In the 1770’s, the American Civil war put an end to British convicts being transported to America. The prisons quickly became overcrowded and old warships were converted into hulks. These were prison ships for the convicts who had been sentenced specifically to transportation. The length of the sentence would usually be upwards of 7 years to life. A few of these hulks were moored at Woolwich. One of the original hulks, the Ganymede was moored at Woolwich by 1777 and she was there until 1840. The Justita was bought in from Chatham in 1829, and was anchored at the lower end of the Royal Arsenal. The Warrior, built in 1781, was moored with her bow facing upstream, alongside the Royal Dockyard. The Warrior was set down on the foreshore as she was in such a bad state of repair. In 1862, the Defence was anchored, head to head, with the hospital ship Unite, along side the Royal Arsenal.

According to a report regarding the hospital ship Unite, the state of cleanliness aboard left much to be desired. The clothing of the prisoners had not been changed for five weeks. New admissions went straight into a bed and the single sheet on it had not been changed. The water closets were neglected and in an unwholesome state. The Sulphur was a laundry hulk at a mooring just behind the Warrior. The Warrior was re-fitted over time and was the only hulk to have gas lighting. Gas lighting and a launderette – what a dez-rez! But the sources show that linen hanging from the rigging looked as if it had been showered with pepper – vermin!…which I presume means fleas.

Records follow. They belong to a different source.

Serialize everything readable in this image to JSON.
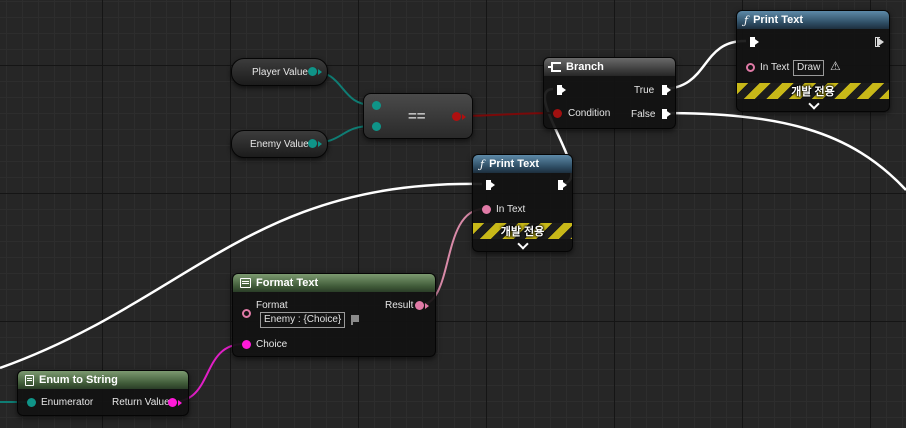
{
  "colors": {
    "exec_wire": "#ffffff",
    "enum_pin": "#0f9488",
    "bool_pin": "#8e0a0a",
    "text_pin": "#e07aa6",
    "string_pin": "#ff1ad9",
    "warning_stripe": "#c8b818"
  },
  "variables": {
    "player": {
      "label": "Player Value",
      "pin": "enum-pin"
    },
    "enemy": {
      "label": "Enemy Value",
      "pin": "enum-pin"
    }
  },
  "equal_node": {
    "symbol": "=="
  },
  "branch_node": {
    "title": "Branch",
    "icon": "branch-icon",
    "condition_label": "Condition",
    "true_label": "True",
    "false_label": "False"
  },
  "print_text_top": {
    "title": "Print Text",
    "icon": "function-icon",
    "in_text_label": "In Text",
    "in_text_value": "Draw",
    "warning_icon": "warning-icon",
    "dev_only_label": "개발 전용"
  },
  "print_text_mid": {
    "title": "Print Text",
    "icon": "function-icon",
    "in_text_label": "In Text",
    "dev_only_label": "개발 전용"
  },
  "format_text": {
    "title": "Format Text",
    "icon": "format-text-icon",
    "format_label": "Format",
    "format_value": "Enemy : {Choice}",
    "result_label": "Result",
    "choice_label": "Choice",
    "localize_icon": "flag-icon"
  },
  "enum_to_string": {
    "title": "Enum to String",
    "icon": "document-icon",
    "enumerator_label": "Enumerator",
    "return_label": "Return Value"
  }
}
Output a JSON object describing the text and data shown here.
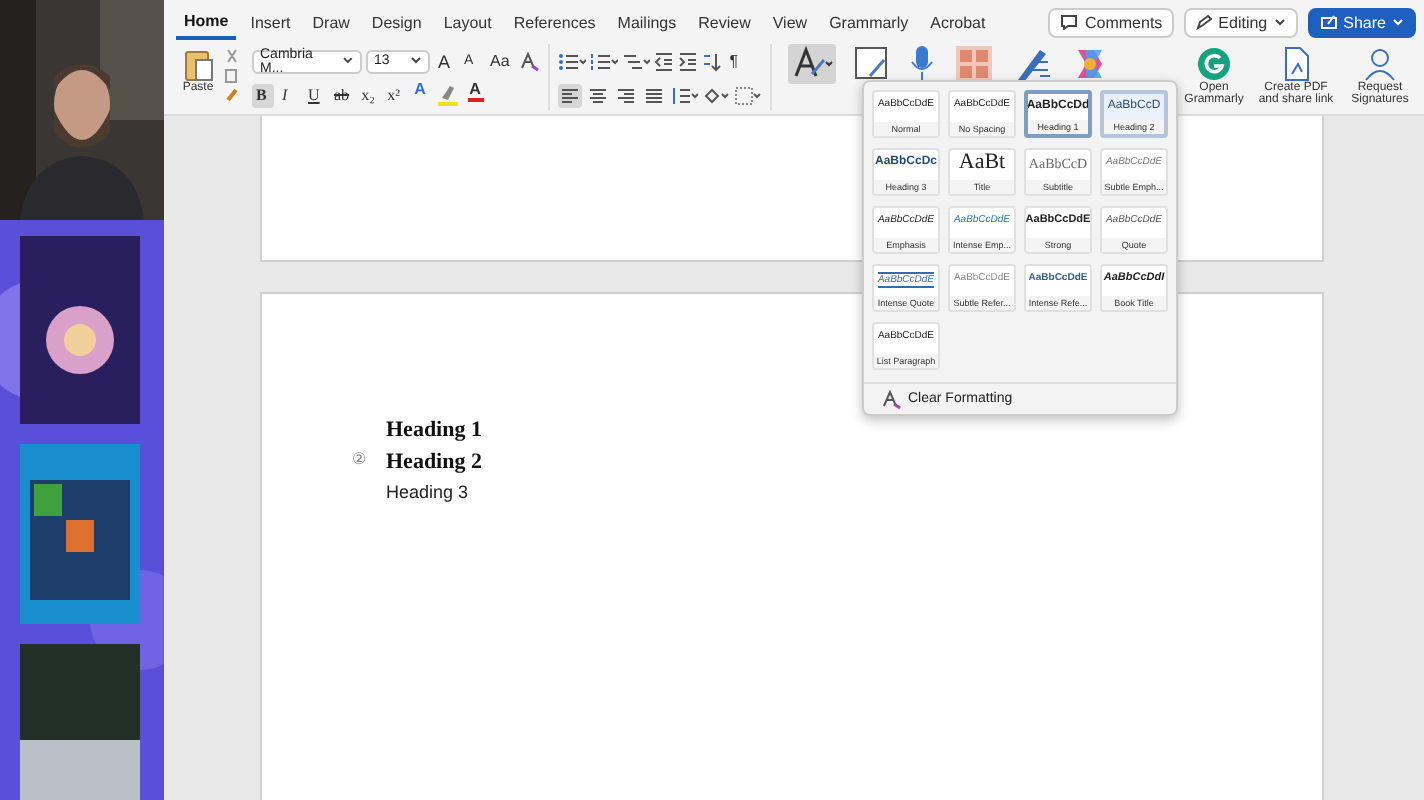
{
  "ribbon_tabs": [
    {
      "label": "Home",
      "selected": true
    },
    {
      "label": "Insert",
      "selected": false
    },
    {
      "label": "Draw",
      "selected": false
    },
    {
      "label": "Design",
      "selected": false
    },
    {
      "label": "Layout",
      "selected": false
    },
    {
      "label": "References",
      "selected": false
    },
    {
      "label": "Mailings",
      "selected": false
    },
    {
      "label": "Review",
      "selected": false
    },
    {
      "label": "View",
      "selected": false
    },
    {
      "label": "Grammarly",
      "selected": false
    },
    {
      "label": "Acrobat",
      "selected": false
    }
  ],
  "header_buttons": {
    "comments": "Comments",
    "editing": "Editing",
    "share": "Share"
  },
  "paste_label": "Paste",
  "font": {
    "name": "Cambria M...",
    "size": "13"
  },
  "font_buttons": [
    {
      "label": "A",
      "kind": "grow"
    },
    {
      "label": "A",
      "kind": "shrink"
    },
    {
      "label": "Aa",
      "kind": "case"
    }
  ],
  "format_buttons": [
    {
      "label": "B",
      "kind": "bold",
      "on": true
    },
    {
      "label": "I",
      "kind": "italic",
      "on": false
    },
    {
      "label": "U",
      "kind": "underline",
      "on": false
    },
    {
      "label": "ab",
      "kind": "strike",
      "on": false
    },
    {
      "label": "x₂",
      "kind": "sub",
      "on": false
    },
    {
      "label": "x²",
      "kind": "sup",
      "on": false
    }
  ],
  "color_buttons": [
    {
      "label": "A",
      "kind": "effects",
      "color": "#2b6fd6"
    },
    {
      "label": "A",
      "kind": "font-color",
      "color": "#e02020"
    }
  ],
  "paragraph_mark": "¶",
  "alignment": [
    {
      "kind": "left",
      "selected": true
    },
    {
      "kind": "center",
      "selected": false
    },
    {
      "kind": "right",
      "selected": false
    },
    {
      "kind": "justify",
      "selected": false
    }
  ],
  "side_buttons": [
    {
      "label": "Open Grammarly",
      "kind": "grammarly"
    },
    {
      "label": "Create PDF and share link",
      "kind": "pdf"
    },
    {
      "label": "Request Signatures",
      "kind": "signature"
    }
  ],
  "styles_gallery": {
    "items": [
      {
        "sample": "AaBbCcDdE",
        "name": "Normal",
        "kind": "normal",
        "selected": false,
        "hovered": false
      },
      {
        "sample": "AaBbCcDdE",
        "name": "No Spacing",
        "kind": "normal",
        "selected": false,
        "hovered": false
      },
      {
        "sample": "AaBbCcDd",
        "name": "Heading 1",
        "kind": "heading1",
        "selected": true,
        "hovered": false
      },
      {
        "sample": "AaBbCcD",
        "name": "Heading 2",
        "kind": "heading2",
        "selected": false,
        "hovered": true
      },
      {
        "sample": "AaBbCcDc",
        "name": "Heading 3",
        "kind": "heading3",
        "selected": false,
        "hovered": false
      },
      {
        "sample": "AaBt",
        "name": "Title",
        "kind": "title",
        "selected": false,
        "hovered": false
      },
      {
        "sample": "AaBbCcD",
        "name": "Subtitle",
        "kind": "subtitle",
        "selected": false,
        "hovered": false
      },
      {
        "sample": "AaBbCcDdE",
        "name": "Subtle Emph...",
        "kind": "subtle",
        "selected": false,
        "hovered": false
      },
      {
        "sample": "AaBbCcDdE",
        "name": "Emphasis",
        "kind": "emphasis",
        "selected": false,
        "hovered": false
      },
      {
        "sample": "AaBbCcDdE",
        "name": "Intense Emp...",
        "kind": "intense",
        "selected": false,
        "hovered": false
      },
      {
        "sample": "AaBbCcDdE",
        "name": "Strong",
        "kind": "strong",
        "selected": false,
        "hovered": false
      },
      {
        "sample": "AaBbCcDdE",
        "name": "Quote",
        "kind": "quote",
        "selected": false,
        "hovered": false
      },
      {
        "sample": "AaBbCcDdE",
        "name": "Intense Quote",
        "kind": "intense-quote",
        "selected": false,
        "hovered": false
      },
      {
        "sample": "AaBbCcDdE",
        "name": "Subtle Refer...",
        "kind": "subtle-ref",
        "selected": false,
        "hovered": false
      },
      {
        "sample": "AaBbCcDdE",
        "name": "Intense Refe...",
        "kind": "intense-ref",
        "selected": false,
        "hovered": false
      },
      {
        "sample": "AaBbCcDdI",
        "name": "Book Title",
        "kind": "book-title",
        "selected": false,
        "hovered": false
      },
      {
        "sample": "AaBbCcDdE",
        "name": "List Paragraph",
        "kind": "normal",
        "selected": false,
        "hovered": false
      }
    ],
    "clear_formatting": "Clear Formatting"
  },
  "document": {
    "marker": "②",
    "paragraphs": [
      {
        "text": "Heading 1",
        "kind": "heading1"
      },
      {
        "text": "Heading 2",
        "kind": "heading2"
      },
      {
        "text": "Heading 3",
        "kind": "heading3"
      }
    ]
  }
}
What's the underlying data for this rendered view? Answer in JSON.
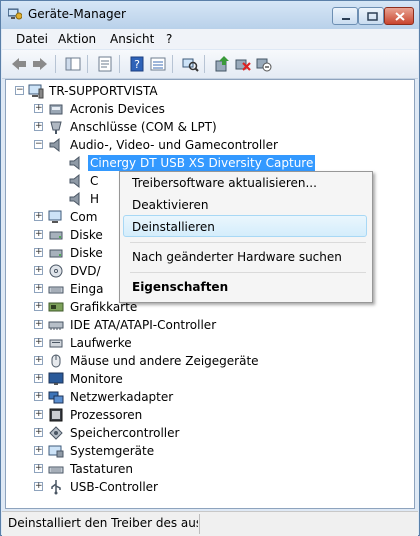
{
  "window": {
    "title": "Geräte-Manager"
  },
  "menubar": {
    "items": [
      "Datei",
      "Aktion",
      "Ansicht",
      "?"
    ]
  },
  "toolbar": {
    "icons": [
      "back-icon",
      "forward-icon",
      "tree-view-icon",
      "properties-icon",
      "help-icon",
      "details-icon",
      "scan-hardware-icon",
      "update-driver-icon",
      "uninstall-icon",
      "disable-icon"
    ]
  },
  "tree": {
    "root": "TR-SUPPORTVISTA",
    "items": [
      {
        "label": "Acronis Devices",
        "icon": "device-icon"
      },
      {
        "label": "Anschlüsse (COM & LPT)",
        "icon": "port-icon"
      },
      {
        "label": "Audio-, Video- und Gamecontroller",
        "icon": "speaker-icon"
      },
      {
        "label": "Cinergy DT USB XS Diversity Capture",
        "icon": "speaker-icon"
      },
      {
        "label": "C",
        "icon": "speaker-icon"
      },
      {
        "label": "H",
        "icon": "speaker-icon"
      },
      {
        "label": "Com",
        "icon": "computer-icon"
      },
      {
        "label": "Diske",
        "icon": "disk-icon"
      },
      {
        "label": "Diske",
        "icon": "disk-icon"
      },
      {
        "label": "DVD/",
        "icon": "dvd-icon"
      },
      {
        "label": "Einga",
        "icon": "keyboard-icon"
      },
      {
        "label": "Grafikkarte",
        "icon": "display-adapter-icon"
      },
      {
        "label": "IDE ATA/ATAPI-Controller",
        "icon": "controller-icon"
      },
      {
        "label": "Laufwerke",
        "icon": "drive-icon"
      },
      {
        "label": "Mäuse und andere Zeigegeräte",
        "icon": "mouse-icon"
      },
      {
        "label": "Monitore",
        "icon": "monitor-icon"
      },
      {
        "label": "Netzwerkadapter",
        "icon": "network-icon"
      },
      {
        "label": "Prozessoren",
        "icon": "processor-icon"
      },
      {
        "label": "Speichercontroller",
        "icon": "storage-icon"
      },
      {
        "label": "Systemgeräte",
        "icon": "system-icon"
      },
      {
        "label": "Tastaturen",
        "icon": "keyboard-icon"
      },
      {
        "label": "USB-Controller",
        "icon": "usb-icon"
      }
    ]
  },
  "context_menu": {
    "update": "Treibersoftware aktualisieren...",
    "disable": "Deaktivieren",
    "uninstall": "Deinstallieren",
    "scan": "Nach geänderter Hardware suchen",
    "properties": "Eigenschaften"
  },
  "statusbar": {
    "text": "Deinstalliert den Treiber des ausgew"
  },
  "colors": {
    "selection": "#3399ff",
    "hover": "#d4edfb"
  }
}
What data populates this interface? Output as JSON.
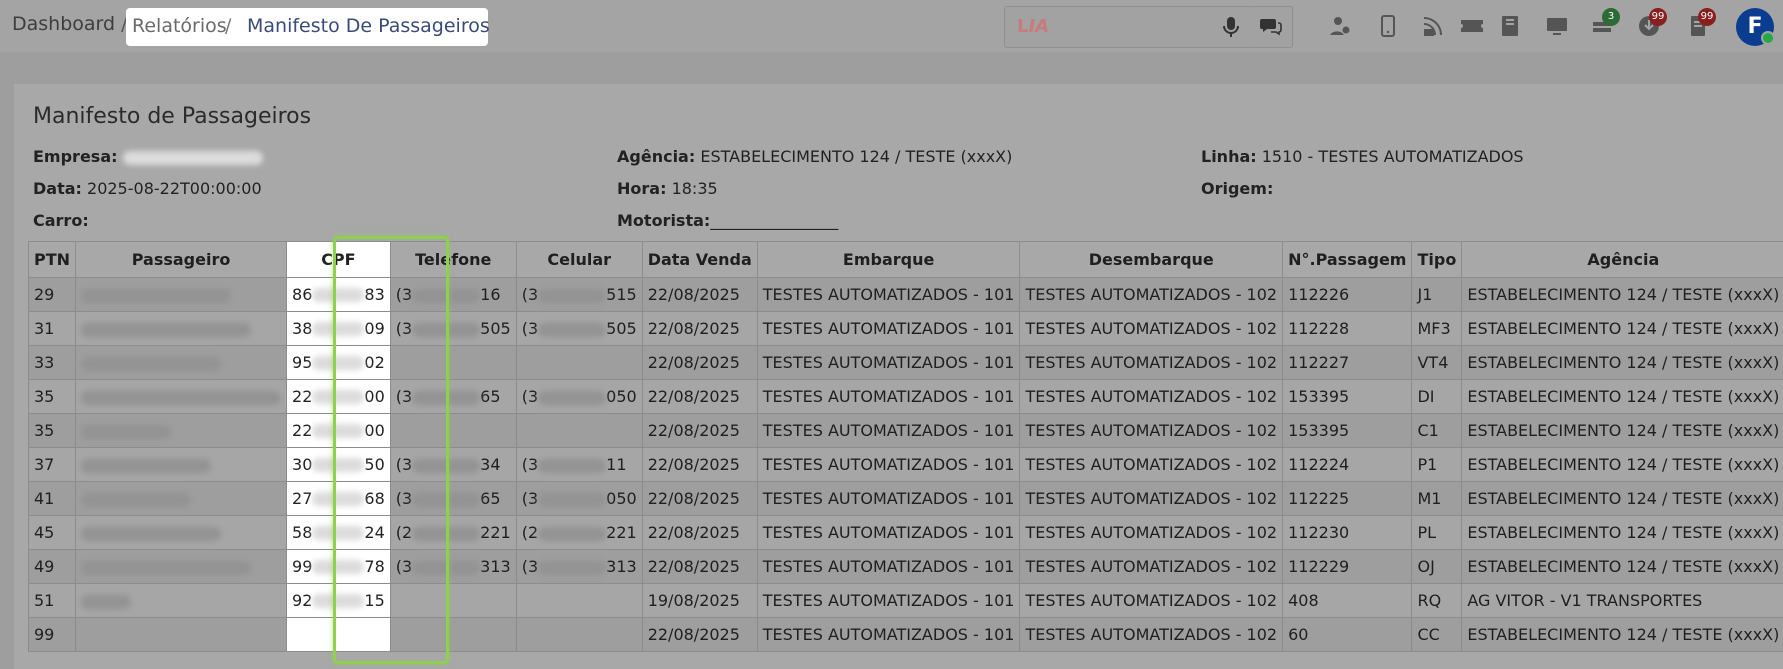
{
  "breadcrumb": {
    "dashboard": "Dashboard",
    "separator": "/",
    "reports": "Relatórios",
    "current": "Manifesto De Passageiros"
  },
  "search": {
    "brand_prefix": "L",
    "brand_suffix": "IA"
  },
  "toolbar": {
    "badges": {
      "green": "3",
      "red1": "99",
      "red2": "99"
    },
    "avatar_initial": "F"
  },
  "manifest": {
    "title": "Manifesto de Passageiros",
    "fields": {
      "empresa_label": "Empresa:",
      "data_label": "Data:",
      "data_value": "2025-08-22T00:00:00",
      "carro_label": "Carro:",
      "agencia_label": "Agência:",
      "agencia_value": "ESTABELECIMENTO 124 / TESTE (xxxX)",
      "hora_label": "Hora:",
      "hora_value": "18:35",
      "motorista_label": "Motorista:",
      "motorista_value": "________________",
      "linha_label": "Linha:",
      "linha_value": "1510 - TESTES AUTOMATIZADOS",
      "origem_label": "Origem:"
    },
    "columns": [
      "PTN",
      "Passageiro",
      "CPF",
      "Telefone",
      "Celular",
      "Data Venda",
      "Embarque",
      "Desembarque",
      "N°.Passagem",
      "Tipo",
      "Agência"
    ],
    "rows": [
      {
        "ptn": "29",
        "cpf_start": "86",
        "cpf_end": "83",
        "tel_start": "(3",
        "tel_end": "16",
        "cel_start": "(3",
        "cel_end": "515",
        "data": "22/08/2025",
        "emb": "TESTES AUTOMATIZADOS - 101",
        "des": "TESTES AUTOMATIZADOS - 102",
        "num": "112226",
        "tipo": "J1",
        "agencia": "ESTABELECIMENTO 124 / TESTE (xxxX)"
      },
      {
        "ptn": "31",
        "cpf_start": "38",
        "cpf_end": "09",
        "tel_start": "(3",
        "tel_end": "505",
        "cel_start": "(3",
        "cel_end": "505",
        "data": "22/08/2025",
        "emb": "TESTES AUTOMATIZADOS - 101",
        "des": "TESTES AUTOMATIZADOS - 102",
        "num": "112228",
        "tipo": "MF3",
        "agencia": "ESTABELECIMENTO 124 / TESTE (xxxX)"
      },
      {
        "ptn": "33",
        "cpf_start": "95",
        "cpf_end": "02",
        "tel_start": "",
        "tel_end": "",
        "cel_start": "",
        "cel_end": "",
        "data": "22/08/2025",
        "emb": "TESTES AUTOMATIZADOS - 101",
        "des": "TESTES AUTOMATIZADOS - 102",
        "num": "112227",
        "tipo": "VT4",
        "agencia": "ESTABELECIMENTO 124 / TESTE (xxxX)"
      },
      {
        "ptn": "35",
        "cpf_start": "22",
        "cpf_end": "00",
        "tel_start": "(3",
        "tel_end": "65",
        "cel_start": "(3",
        "cel_end": "050",
        "data": "22/08/2025",
        "emb": "TESTES AUTOMATIZADOS - 101",
        "des": "TESTES AUTOMATIZADOS - 102",
        "num": "153395",
        "tipo": "DI",
        "agencia": "ESTABELECIMENTO 124 / TESTE (xxxX)"
      },
      {
        "ptn": "35",
        "cpf_start": "22",
        "cpf_end": "00",
        "tel_start": "",
        "tel_end": "",
        "cel_start": "",
        "cel_end": "",
        "data": "22/08/2025",
        "emb": "TESTES AUTOMATIZADOS - 101",
        "des": "TESTES AUTOMATIZADOS - 102",
        "num": "153395",
        "tipo": "C1",
        "agencia": "ESTABELECIMENTO 124 / TESTE (xxxX)"
      },
      {
        "ptn": "37",
        "cpf_start": "30",
        "cpf_end": "50",
        "tel_start": "(3",
        "tel_end": "34",
        "cel_start": "(3",
        "cel_end": "11",
        "data": "22/08/2025",
        "emb": "TESTES AUTOMATIZADOS - 101",
        "des": "TESTES AUTOMATIZADOS - 102",
        "num": "112224",
        "tipo": "P1",
        "agencia": "ESTABELECIMENTO 124 / TESTE (xxxX)"
      },
      {
        "ptn": "41",
        "cpf_start": "27",
        "cpf_end": "68",
        "tel_start": "(3",
        "tel_end": "65",
        "cel_start": "(3",
        "cel_end": "050",
        "data": "22/08/2025",
        "emb": "TESTES AUTOMATIZADOS - 101",
        "des": "TESTES AUTOMATIZADOS - 102",
        "num": "112225",
        "tipo": "M1",
        "agencia": "ESTABELECIMENTO 124 / TESTE (xxxX)"
      },
      {
        "ptn": "45",
        "cpf_start": "58",
        "cpf_end": "24",
        "tel_start": "(2",
        "tel_end": "221",
        "cel_start": "(2",
        "cel_end": "221",
        "data": "22/08/2025",
        "emb": "TESTES AUTOMATIZADOS - 101",
        "des": "TESTES AUTOMATIZADOS - 102",
        "num": "112230",
        "tipo": "PL",
        "agencia": "ESTABELECIMENTO 124 / TESTE (xxxX)"
      },
      {
        "ptn": "49",
        "cpf_start": "99",
        "cpf_end": "78",
        "tel_start": "(3",
        "tel_end": "313",
        "cel_start": "(3",
        "cel_end": "313",
        "data": "22/08/2025",
        "emb": "TESTES AUTOMATIZADOS - 101",
        "des": "TESTES AUTOMATIZADOS - 102",
        "num": "112229",
        "tipo": "OJ",
        "agencia": "ESTABELECIMENTO 124 / TESTE (xxxX)"
      },
      {
        "ptn": "51",
        "cpf_start": "92",
        "cpf_end": "15",
        "tel_start": "",
        "tel_end": "",
        "cel_start": "",
        "cel_end": "",
        "data": "19/08/2025",
        "emb": "TESTES AUTOMATIZADOS - 101",
        "des": "TESTES AUTOMATIZADOS - 102",
        "num": "408",
        "tipo": "RQ",
        "agencia": "AG VITOR - V1 TRANSPORTES"
      },
      {
        "ptn": "99",
        "cpf_start": "",
        "cpf_end": "",
        "tel_start": "",
        "tel_end": "",
        "cel_start": "",
        "cel_end": "",
        "data": "22/08/2025",
        "emb": "TESTES AUTOMATIZADOS - 101",
        "des": "TESTES AUTOMATIZADOS - 102",
        "num": "60",
        "tipo": "CC",
        "agencia": "ESTABELECIMENTO 124 / TESTE (xxxX)"
      }
    ]
  },
  "colors": {
    "highlight_border": "#8fd14f",
    "avatar_bg": "#0a3d8f"
  }
}
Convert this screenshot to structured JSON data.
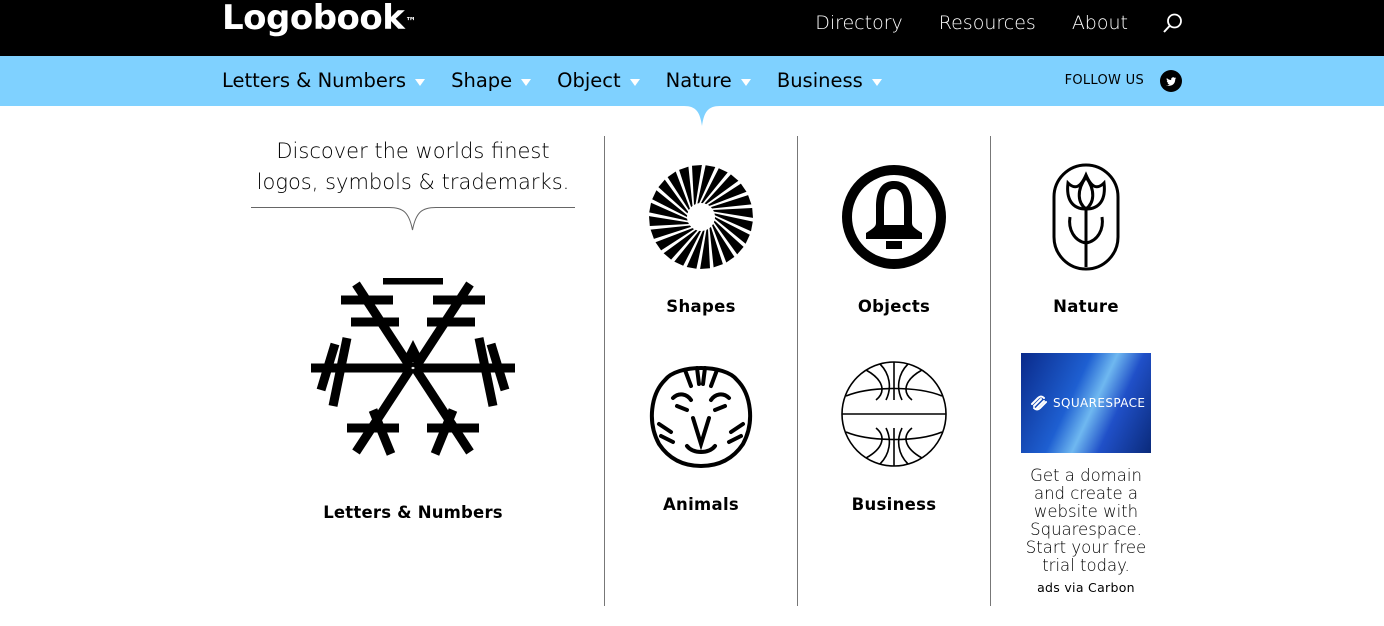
{
  "header": {
    "logo": "Logobook",
    "trademark": "™",
    "nav": [
      "Directory",
      "Resources",
      "About"
    ],
    "search_icon": "search-icon"
  },
  "categories": {
    "items": [
      "Letters & Numbers",
      "Shape",
      "Object",
      "Nature",
      "Business"
    ],
    "follow_label": "FOLLOW US",
    "social_icon": "twitter-icon",
    "bar_color": "#7fd1ff"
  },
  "intro": {
    "line1": "Discover the worlds finest",
    "line2": "logos, symbols & trademarks."
  },
  "hero": {
    "label": "Letters & Numbers",
    "icon": "snowflake-logo-icon"
  },
  "tiles": [
    {
      "label": "Shapes",
      "icon": "sunburst-logo-icon"
    },
    {
      "label": "Objects",
      "icon": "bell-logo-icon"
    },
    {
      "label": "Nature",
      "icon": "tulip-logo-icon"
    },
    {
      "label": "Animals",
      "icon": "tiger-logo-icon"
    },
    {
      "label": "Business",
      "icon": "globe-logo-icon"
    }
  ],
  "ad": {
    "brand": "SQUARESPACE",
    "text": "Get a domain and create a website with Squarespace. Start your free trial today.",
    "credit": "ads via Carbon"
  }
}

The Warrior had three decks and was allocated 600 men. The deck onto which the convicts were billeted depended on their character. There were 284 cells on the third deck for the convicts with life sentences. Ventilation was through the old gun ports and there were fireplaces in every passageway and the hold. Was there time in a convict’s day to sit and read the hymn book, prayer book and bible that they were given, sitting in front of the fire? Up at 5.00am to wash, dress and have breakfast before cleaning the ship. 7.30am was the time to start the days allocated work. The usual work for the unskilled was manual labour in leg irons. The convicts were back on board at noon for their dinner hour, which included a bed and clothing inspection. Back to work until 5.30pm then back on board for supper and then more cleaning. Educated convicts were set work that made use of their skills. The convicts clothing was a uniform and they had to wear badges on their sleeves which showed which deck/class they belonged to. When they were off the ships, the convicts could not socialise between the classes.

The convicts were working and living in these conditions with the knowledge that they still had to face a voyage of about three months to the other side of the world.
Transportation ended in 1868 as Australia was now self-governing. Life was hard in past times!